-- SUPPLIED RECORDS follows --
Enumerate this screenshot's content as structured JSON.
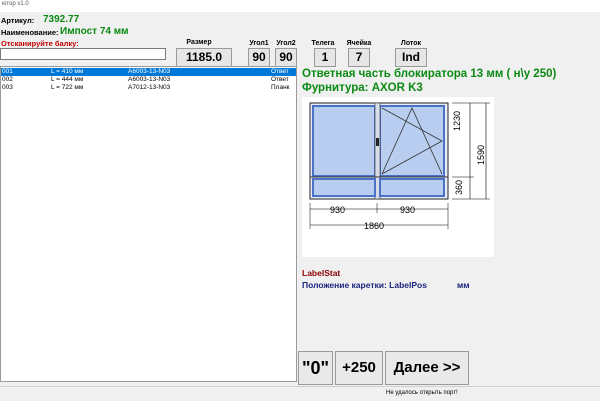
{
  "window": {
    "title": "ютор v1.0"
  },
  "article": {
    "label": "Артикул:",
    "value": "7392.77"
  },
  "name": {
    "label": "Наименование:",
    "value": "Импост 74 мм"
  },
  "scan": {
    "prompt": "Отсканируйте балку:",
    "value": ""
  },
  "fields": {
    "size": {
      "label": "Размер",
      "value": "1185.0"
    },
    "angle1": {
      "label": "Угол1",
      "value": "90"
    },
    "angle2": {
      "label": "Угол2",
      "value": "90"
    },
    "cart": {
      "label": "Телега",
      "value": "1"
    },
    "cell": {
      "label": "Ячейка",
      "value": "7"
    },
    "tray": {
      "label": "Лоток",
      "value": "Ind"
    }
  },
  "list": [
    {
      "id": "001",
      "length": "L = 410 мм",
      "code": "A6003-13-N03",
      "type": "Ответ",
      "selected": true
    },
    {
      "id": "002",
      "length": "L = 444 мм",
      "code": "A6003-13-N03",
      "type": "Ответ",
      "selected": false
    },
    {
      "id": "003",
      "length": "L = 722 мм",
      "code": "A7012-13-N03",
      "type": "Планк",
      "selected": false
    }
  ],
  "detail": {
    "title": "Ответная часть блокиратора 13 мм  ( н\\у 250)",
    "hardware": "Фурнитура: AXOR K3",
    "label_stat": "LabelStat",
    "carriage_label": "Положение каретки: LabelPos",
    "carriage_unit": "мм"
  },
  "drawing": {
    "dims": {
      "w_left": "930",
      "w_right": "930",
      "total_w": "1860",
      "h_top": "1230",
      "h_bottom": "360",
      "total_h": "1590"
    },
    "frame_color": "#4a73c8",
    "glass_color": "#b8cdf0"
  },
  "buttons": {
    "zero": "\"0\"",
    "plus": "+250",
    "next": "Далее >>"
  },
  "status": {
    "message": "Не удалось открыть порт!"
  }
}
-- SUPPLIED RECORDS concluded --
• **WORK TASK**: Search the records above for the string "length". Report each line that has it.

• **RESULT OF THIS TASK**:
      "length": "L = 410 мм",
      "length": "L = 444 мм",
      "length": "L = 722 мм",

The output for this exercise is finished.